- Lock your bags. Your main pack in the hold of the bus needs to have locks on every zip. The pack onboard the bus that you keep with you at all times must also have locks on the zips. I use to use combination locks and gave all the locks the same code to make it easier.
- Money - Split up your financial resources. Keep one debit card on you in your money belt, one in your backpack under the bus, cash money in separate pockets, credit card and emergency $US in your money belt with your passport, which will be in your pants, not up around your belly. Depending on where you're travelling, keep emergency cash in your sock in case your bus gets hijacked.
- Don't tell people at bus stops where you're going. This was a tip i was told when I was 17 taking buses around the North East of Brazil. It increases the risk of getting hijacked. Before we got off the bus we'd be told the destination to tell people if asked, and it was in the opposite direction.

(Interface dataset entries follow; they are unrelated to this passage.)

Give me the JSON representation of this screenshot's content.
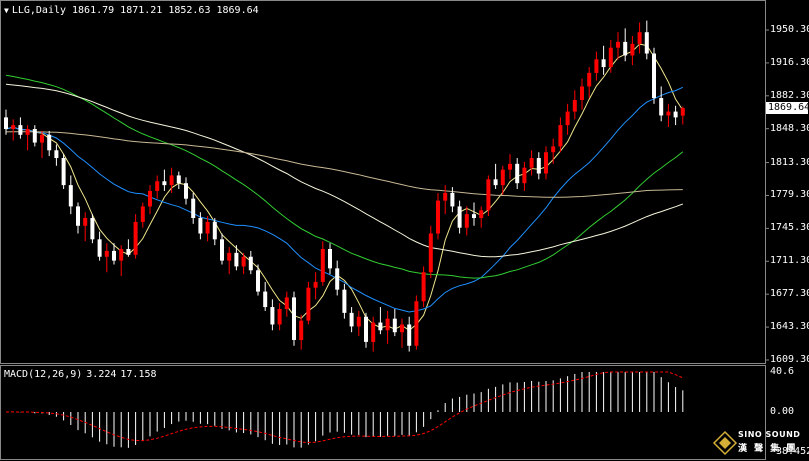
{
  "header": {
    "symbol": "LLG,Daily",
    "open": "1861.79",
    "high": "1871.21",
    "low": "1852.63",
    "close": "1869.64"
  },
  "macd_header": {
    "name": "MACD(12,26,9)",
    "main": "3.224",
    "signal": "17.158"
  },
  "price_axis": {
    "labels": [
      "1950.30",
      "1916.30",
      "1882.30",
      "1848.30",
      "1813.30",
      "1779.30",
      "1745.30",
      "1711.30",
      "1677.30",
      "1643.30",
      "1609.30"
    ],
    "current_price": "1869.64"
  },
  "macd_axis": {
    "labels": [
      "40.6",
      "0.00",
      "-38.452"
    ]
  },
  "logo": {
    "line1": "SINO SOUND",
    "line2": "漢 聲 集 團"
  },
  "colors": {
    "background": "#000000",
    "bull_candle": "#ff0000",
    "bear_candle": "#ffffff",
    "ma_fast": "#f0e68c",
    "ma_blue": "#1e90ff",
    "ma_green": "#32cd32",
    "ma_white": "#f5f5dc",
    "ma_tan": "#c8b894",
    "macd_hist": "#ffffff",
    "macd_signal": "#ff0000"
  },
  "chart_data": {
    "type": "candlestick",
    "timeframe": "Daily",
    "symbol": "LLG",
    "ylim": [
      1609.3,
      1965
    ],
    "candles": [
      [
        1860,
        1868,
        1842,
        1848
      ],
      [
        1848,
        1858,
        1836,
        1852
      ],
      [
        1852,
        1860,
        1838,
        1842
      ],
      [
        1842,
        1852,
        1826,
        1848
      ],
      [
        1848,
        1852,
        1830,
        1834
      ],
      [
        1834,
        1846,
        1818,
        1842
      ],
      [
        1842,
        1846,
        1820,
        1826
      ],
      [
        1826,
        1832,
        1810,
        1818
      ],
      [
        1818,
        1822,
        1786,
        1790
      ],
      [
        1790,
        1800,
        1760,
        1768
      ],
      [
        1768,
        1772,
        1740,
        1748
      ],
      [
        1748,
        1762,
        1732,
        1756
      ],
      [
        1756,
        1760,
        1730,
        1734
      ],
      [
        1734,
        1742,
        1712,
        1716
      ],
      [
        1716,
        1730,
        1700,
        1722
      ],
      [
        1722,
        1730,
        1708,
        1712
      ],
      [
        1712,
        1728,
        1696,
        1724
      ],
      [
        1724,
        1734,
        1716,
        1718
      ],
      [
        1718,
        1760,
        1714,
        1752
      ],
      [
        1752,
        1772,
        1746,
        1768
      ],
      [
        1768,
        1790,
        1760,
        1784
      ],
      [
        1784,
        1800,
        1776,
        1794
      ],
      [
        1794,
        1806,
        1784,
        1790
      ],
      [
        1790,
        1808,
        1782,
        1800
      ],
      [
        1800,
        1804,
        1786,
        1792
      ],
      [
        1792,
        1798,
        1770,
        1776
      ],
      [
        1776,
        1782,
        1750,
        1756
      ],
      [
        1756,
        1762,
        1734,
        1740
      ],
      [
        1740,
        1758,
        1732,
        1752
      ],
      [
        1752,
        1756,
        1728,
        1734
      ],
      [
        1734,
        1740,
        1708,
        1712
      ],
      [
        1712,
        1726,
        1698,
        1720
      ],
      [
        1720,
        1728,
        1702,
        1706
      ],
      [
        1706,
        1720,
        1698,
        1716
      ],
      [
        1716,
        1722,
        1698,
        1702
      ],
      [
        1702,
        1708,
        1676,
        1680
      ],
      [
        1680,
        1690,
        1660,
        1664
      ],
      [
        1664,
        1672,
        1640,
        1646
      ],
      [
        1646,
        1668,
        1640,
        1662
      ],
      [
        1662,
        1680,
        1654,
        1674
      ],
      [
        1674,
        1680,
        1624,
        1630
      ],
      [
        1630,
        1656,
        1620,
        1650
      ],
      [
        1650,
        1690,
        1646,
        1684
      ],
      [
        1684,
        1700,
        1672,
        1690
      ],
      [
        1690,
        1732,
        1686,
        1724
      ],
      [
        1724,
        1730,
        1698,
        1704
      ],
      [
        1704,
        1712,
        1676,
        1682
      ],
      [
        1682,
        1688,
        1652,
        1658
      ],
      [
        1658,
        1664,
        1638,
        1644
      ],
      [
        1644,
        1660,
        1634,
        1654
      ],
      [
        1654,
        1658,
        1622,
        1628
      ],
      [
        1628,
        1654,
        1618,
        1648
      ],
      [
        1648,
        1664,
        1636,
        1640
      ],
      [
        1640,
        1660,
        1626,
        1652
      ],
      [
        1652,
        1662,
        1634,
        1638
      ],
      [
        1638,
        1652,
        1622,
        1646
      ],
      [
        1646,
        1654,
        1618,
        1624
      ],
      [
        1624,
        1676,
        1620,
        1670
      ],
      [
        1670,
        1706,
        1664,
        1700
      ],
      [
        1700,
        1748,
        1694,
        1740
      ],
      [
        1740,
        1782,
        1734,
        1774
      ],
      [
        1774,
        1790,
        1760,
        1782
      ],
      [
        1782,
        1788,
        1762,
        1768
      ],
      [
        1768,
        1774,
        1740,
        1746
      ],
      [
        1746,
        1768,
        1738,
        1760
      ],
      [
        1760,
        1772,
        1748,
        1756
      ],
      [
        1756,
        1768,
        1746,
        1764
      ],
      [
        1764,
        1800,
        1758,
        1796
      ],
      [
        1796,
        1812,
        1786,
        1790
      ],
      [
        1790,
        1810,
        1780,
        1806
      ],
      [
        1806,
        1822,
        1796,
        1812
      ],
      [
        1812,
        1818,
        1786,
        1792
      ],
      [
        1792,
        1814,
        1784,
        1808
      ],
      [
        1808,
        1826,
        1800,
        1818
      ],
      [
        1818,
        1824,
        1796,
        1802
      ],
      [
        1802,
        1830,
        1796,
        1824
      ],
      [
        1824,
        1838,
        1812,
        1830
      ],
      [
        1830,
        1860,
        1824,
        1852
      ],
      [
        1852,
        1874,
        1842,
        1866
      ],
      [
        1866,
        1888,
        1858,
        1878
      ],
      [
        1878,
        1900,
        1868,
        1892
      ],
      [
        1892,
        1912,
        1880,
        1906
      ],
      [
        1906,
        1928,
        1898,
        1920
      ],
      [
        1920,
        1934,
        1904,
        1912
      ],
      [
        1912,
        1940,
        1906,
        1932
      ],
      [
        1932,
        1948,
        1920,
        1938
      ],
      [
        1938,
        1952,
        1918,
        1924
      ],
      [
        1924,
        1944,
        1914,
        1936
      ],
      [
        1936,
        1958,
        1926,
        1948
      ],
      [
        1948,
        1960,
        1920,
        1926
      ],
      [
        1926,
        1932,
        1874,
        1880
      ],
      [
        1880,
        1892,
        1856,
        1862
      ],
      [
        1862,
        1874,
        1850,
        1866
      ],
      [
        1866,
        1872,
        1852,
        1860
      ],
      [
        1861.79,
        1871.21,
        1852.63,
        1869.64
      ]
    ],
    "macd_ylim": [
      -38.452,
      40.6
    ]
  }
}
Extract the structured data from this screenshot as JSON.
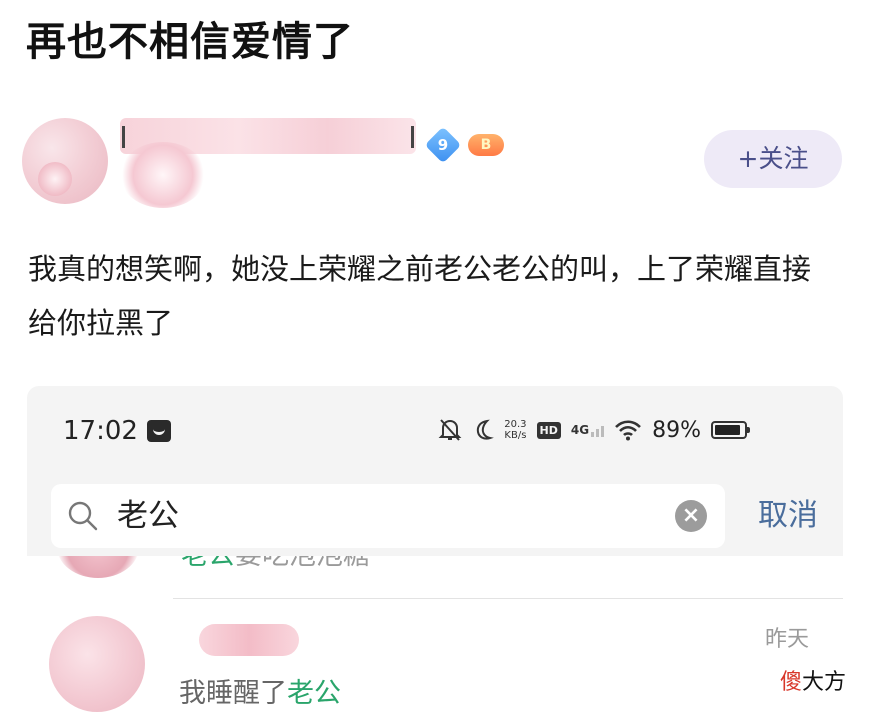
{
  "post": {
    "title": "再也不相信爱情了",
    "follow_label": "+关注",
    "level_badge": "9",
    "game_badge": "B",
    "body": "我真的想笑啊，她没上荣耀之前老公老公的叫，上了荣耀直接给你拉黑了"
  },
  "phone": {
    "status_bar": {
      "time": "17:02",
      "net_speed_value": "20.3",
      "net_speed_unit": "KB/s",
      "hd_label": "HD",
      "signal_label": "4G",
      "battery_pct": "89%",
      "battery_level": 0.89
    },
    "search": {
      "query": "老公",
      "clear_symbol": "×",
      "cancel_label": "取消"
    },
    "results": {
      "prev_row_highlight": "老公",
      "prev_row_rest": "要吃泡泡糖",
      "chat_time": "昨天",
      "chat_preview_prefix": "我睡醒了",
      "chat_preview_highlight": "老公"
    }
  },
  "watermark": {
    "red_char": "傻",
    "rest": "大方"
  },
  "colors": {
    "follow_bg": "#eeeaf7",
    "follow_text": "#4a4f8a",
    "cancel_text": "#4a6d9c",
    "highlight_green": "#2aa56b",
    "watermark_red": "#d8372a"
  }
}
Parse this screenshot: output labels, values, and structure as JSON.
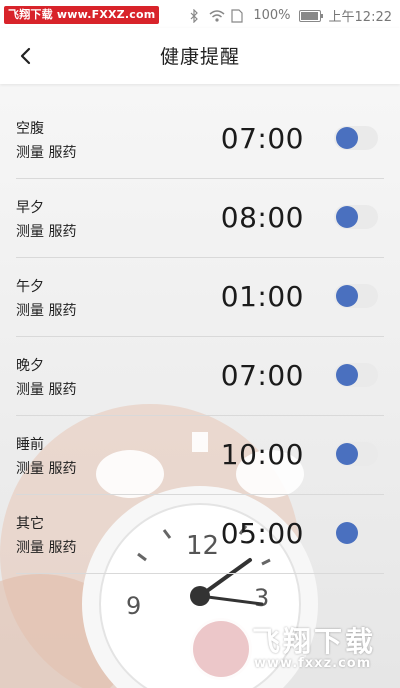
{
  "status_bar": {
    "watermark_left": "飞翔下载",
    "watermark_url": "www.FXXZ.com",
    "battery": "100%",
    "time": "上午12:22"
  },
  "header": {
    "title": "健康提醒"
  },
  "reminders": [
    {
      "name": "空腹",
      "actions": "测量 服药",
      "time": "07:00",
      "enabled": true
    },
    {
      "name": "早夕",
      "actions": "测量 服药",
      "time": "08:00",
      "enabled": true
    },
    {
      "name": "午夕",
      "actions": "测量 服药",
      "time": "01:00",
      "enabled": true
    },
    {
      "name": "晚夕",
      "actions": "测量 服药",
      "time": "07:00",
      "enabled": true
    },
    {
      "name": "睡前",
      "actions": "测量 服药",
      "time": "10:00",
      "enabled": true
    },
    {
      "name": "其它",
      "actions": "测量 服药",
      "time": "05:00",
      "enabled": true
    }
  ],
  "watermark": {
    "title": "飞翔下载",
    "url": "www.fxxz.com"
  },
  "colors": {
    "toggle_knob": "#4a70bf",
    "toggle_track": "#eaeaea",
    "watermark_badge": "#d8232a"
  }
}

- You're likely to wake up and notice the cabin of the bus has filled with people who have been picked up along the way. Expect it and be nice, but it's another reason to keep your valuables on your person and your bag looped around your feet and locked.
- You're likely to have someone get on the bus selling things. The guy who stands up the front of the bus and starts a long speech, it's that guy. This is just what happens. Often it will be magnetic jewellery or some other thing that's not really useful for a traveller. Smile nicely, feel free to decline the offer.
- Ear plugs
- Warm clothing
- Blanket / sleeping bag
- Food bag
- Toilet paper
- Hand Sanitiser
- Money Belt - Wear it below your belt line. Yep, it gets uncomfortable, but keep everything of value on your person... in your pants.
How to carry your stuff
- Finances as noted above, separate your resources. Keep the most important things on your person.
- Small backpack to keep at your feet or in your lap for the trip - for your valuables (laptop, camera, etc). If you have it at your feet always put your legs through the straps when sleeping, if its in your lap put your arms through the straps when sleeping, anything that will wake you up should someone try to take your bag. Lock the zips, even on your carry on bag, people do get things stolen right from under them very easily. Never keep your carry on bag in the overhead area, it'll likely be gone when you go to leave the bus.
- Separate bag for food / extra clothes and non-important things - to keep in the hold above your head. You've probably got enough stuff in the seat with you, this will keep you more comfortable.
And finally, don't let your hostel book your bus ticket for you. They'll likely book you on a very cheap bus but charge you the fee of the expensive bus. Research the best bus company (if that's what you're looking for), go to the bus terminal and do it yourself. I found this out the hard way when I was relatively new to long-haul bus travel in South America, on a 'Trans-Copacabana' bus which was booked by Wild Rovers hostel in La Paz. You can read that story here. Alternatively if comfort and safety don't bother you and you're looking for more adventure, like the way I became after a few months of backpacking in South America, then screw it and book whatever you find available.
One final tip, enjoy the ride.